Following a string of violent and self-inflicting events to cope with the pain and regret of his wife’s murder, Hope winds up losing his daughter to child protection services. To get back on his feet in order to prove to the court that he can care for his child, he turns to gym trainer, Tick Willis, played by Forest Whitaker. The beauty of Gyllenhaal’s performance is his mumbling speech that accompanies the visual deterioration you can literally feel with every visit between him and his daughter. Pair him with Whitaker, who portrays a passionate Willis, who endures a more subtle struggle of his own, you have a winning pair. Literally, but I don’t want to give away too much.
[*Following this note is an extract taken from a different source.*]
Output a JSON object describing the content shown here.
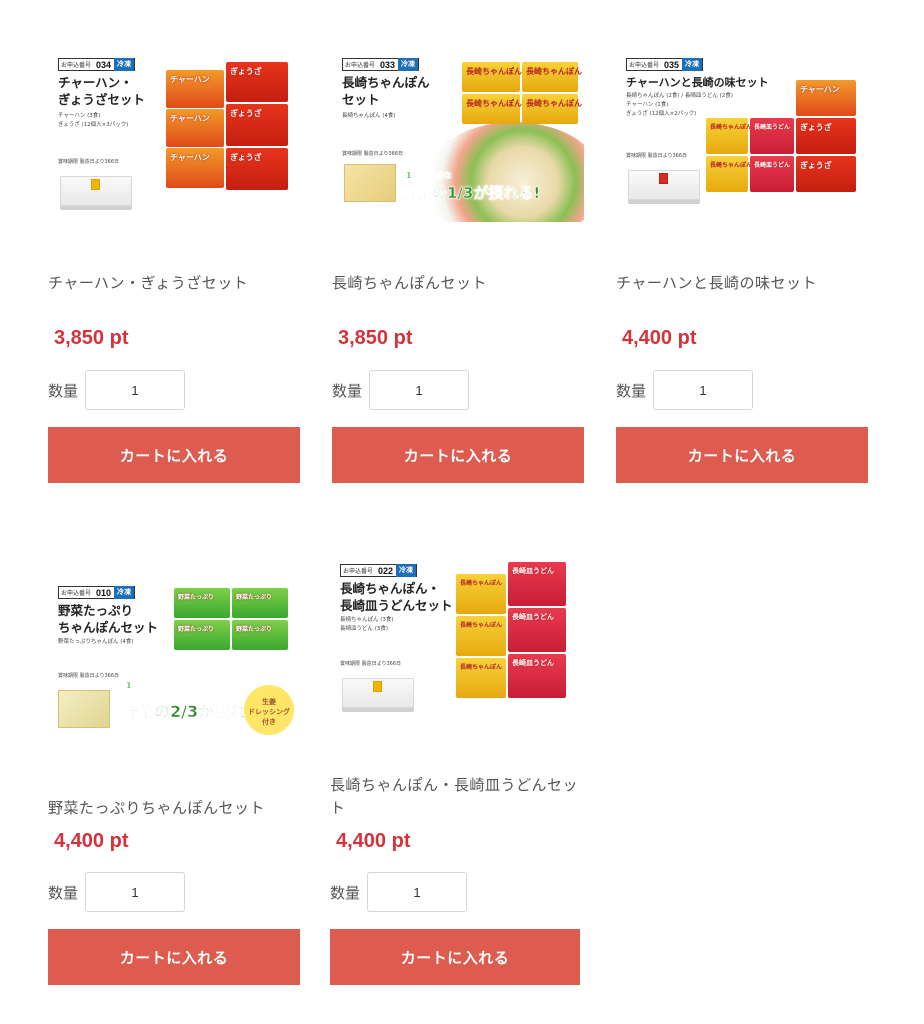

My only gripe with the film, is that an obvious beef between Hope and 50 Cent’s character, Jordan Mains, is never really settled. Mains, who works as Hope’s promoter and longtime friend, stresses the importance of family over contracts, a number of times throughout the film, and you suspect his betrayal from the beginning. When he eventually moves to rival fighter, Miguel Escobar’s corner on a strictly business venture, one would expect Hope to settle up with his former friend, but that never seems to be the case.
Other than this, the film was beautifully done. The training scenes were visually stunning and the final fight scene felt like you were actually at home watching a huge pay-per-view event on your flat screen, especially with Jim Lampley and Roy Jones Jr. calling the fight, and real-life referee Tony Weeks controlling the fight. I’m pretty positive there was even a Miguel Cotto reference made in the movie, the boxing star from Puerto Rico who is set to announce his fight with Mexican fighter, Canelo Alvarez, any day now.
In any case, I give the movie two thumbs up and Gyllenhaal and Whitaker my vote for best actor and best supporting actor.